WORK TO COMPLETE:
From the entries, filter out every line that lacks "Name" and copy the rest.

SOURCE DATA:
* * * * * * *
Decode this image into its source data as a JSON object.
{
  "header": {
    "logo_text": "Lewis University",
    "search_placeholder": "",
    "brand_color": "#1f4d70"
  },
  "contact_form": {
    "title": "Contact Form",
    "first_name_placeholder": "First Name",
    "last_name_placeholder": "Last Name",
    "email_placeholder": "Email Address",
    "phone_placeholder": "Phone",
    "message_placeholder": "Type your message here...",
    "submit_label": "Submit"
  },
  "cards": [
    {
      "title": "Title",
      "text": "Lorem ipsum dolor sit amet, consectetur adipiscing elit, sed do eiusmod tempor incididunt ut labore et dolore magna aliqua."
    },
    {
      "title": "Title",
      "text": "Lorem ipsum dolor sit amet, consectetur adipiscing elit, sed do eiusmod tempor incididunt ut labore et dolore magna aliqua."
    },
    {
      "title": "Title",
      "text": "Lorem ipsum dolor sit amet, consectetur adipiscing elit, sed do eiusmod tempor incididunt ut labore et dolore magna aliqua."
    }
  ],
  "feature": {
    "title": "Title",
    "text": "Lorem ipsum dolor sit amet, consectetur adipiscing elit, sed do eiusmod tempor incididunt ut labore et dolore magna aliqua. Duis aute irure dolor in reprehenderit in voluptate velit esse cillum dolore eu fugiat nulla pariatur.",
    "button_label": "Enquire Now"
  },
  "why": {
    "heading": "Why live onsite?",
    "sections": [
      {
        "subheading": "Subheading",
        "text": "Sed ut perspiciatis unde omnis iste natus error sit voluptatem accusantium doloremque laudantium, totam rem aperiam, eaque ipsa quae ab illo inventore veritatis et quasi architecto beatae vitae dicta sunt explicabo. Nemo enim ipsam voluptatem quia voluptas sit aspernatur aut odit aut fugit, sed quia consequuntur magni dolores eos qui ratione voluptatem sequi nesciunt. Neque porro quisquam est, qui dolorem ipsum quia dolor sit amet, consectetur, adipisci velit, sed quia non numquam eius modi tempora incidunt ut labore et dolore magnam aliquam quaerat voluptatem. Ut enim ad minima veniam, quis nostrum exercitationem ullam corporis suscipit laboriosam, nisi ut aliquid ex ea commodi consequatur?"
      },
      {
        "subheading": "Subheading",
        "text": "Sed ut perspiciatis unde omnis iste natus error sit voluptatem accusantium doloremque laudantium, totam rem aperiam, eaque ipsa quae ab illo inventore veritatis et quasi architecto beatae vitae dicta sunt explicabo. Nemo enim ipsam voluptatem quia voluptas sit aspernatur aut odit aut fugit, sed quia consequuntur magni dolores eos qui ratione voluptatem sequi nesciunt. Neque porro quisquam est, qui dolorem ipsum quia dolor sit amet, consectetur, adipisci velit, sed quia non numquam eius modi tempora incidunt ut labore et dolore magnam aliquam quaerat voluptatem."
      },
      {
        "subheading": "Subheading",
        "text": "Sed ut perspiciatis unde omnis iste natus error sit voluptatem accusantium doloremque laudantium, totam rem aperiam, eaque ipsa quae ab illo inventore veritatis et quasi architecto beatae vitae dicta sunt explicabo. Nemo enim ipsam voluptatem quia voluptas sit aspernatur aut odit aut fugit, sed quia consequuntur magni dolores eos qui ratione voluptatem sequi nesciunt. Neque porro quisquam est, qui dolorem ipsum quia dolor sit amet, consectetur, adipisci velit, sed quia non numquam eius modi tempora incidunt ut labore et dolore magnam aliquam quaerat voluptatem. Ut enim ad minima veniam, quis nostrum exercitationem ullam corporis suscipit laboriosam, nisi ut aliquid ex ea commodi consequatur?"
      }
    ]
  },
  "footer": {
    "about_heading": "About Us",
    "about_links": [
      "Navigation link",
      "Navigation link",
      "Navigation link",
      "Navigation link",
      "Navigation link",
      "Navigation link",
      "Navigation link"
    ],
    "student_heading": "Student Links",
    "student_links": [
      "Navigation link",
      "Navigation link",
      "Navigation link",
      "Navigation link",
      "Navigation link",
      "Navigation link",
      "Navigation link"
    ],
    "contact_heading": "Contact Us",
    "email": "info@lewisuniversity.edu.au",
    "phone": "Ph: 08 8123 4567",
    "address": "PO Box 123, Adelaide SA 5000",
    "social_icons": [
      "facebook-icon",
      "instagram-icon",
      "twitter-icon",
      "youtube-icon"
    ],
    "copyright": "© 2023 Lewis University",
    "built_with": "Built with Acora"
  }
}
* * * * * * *
COMPLETED TASK:
    "first_name_placeholder": "First Name",
    "last_name_placeholder": "Last Name",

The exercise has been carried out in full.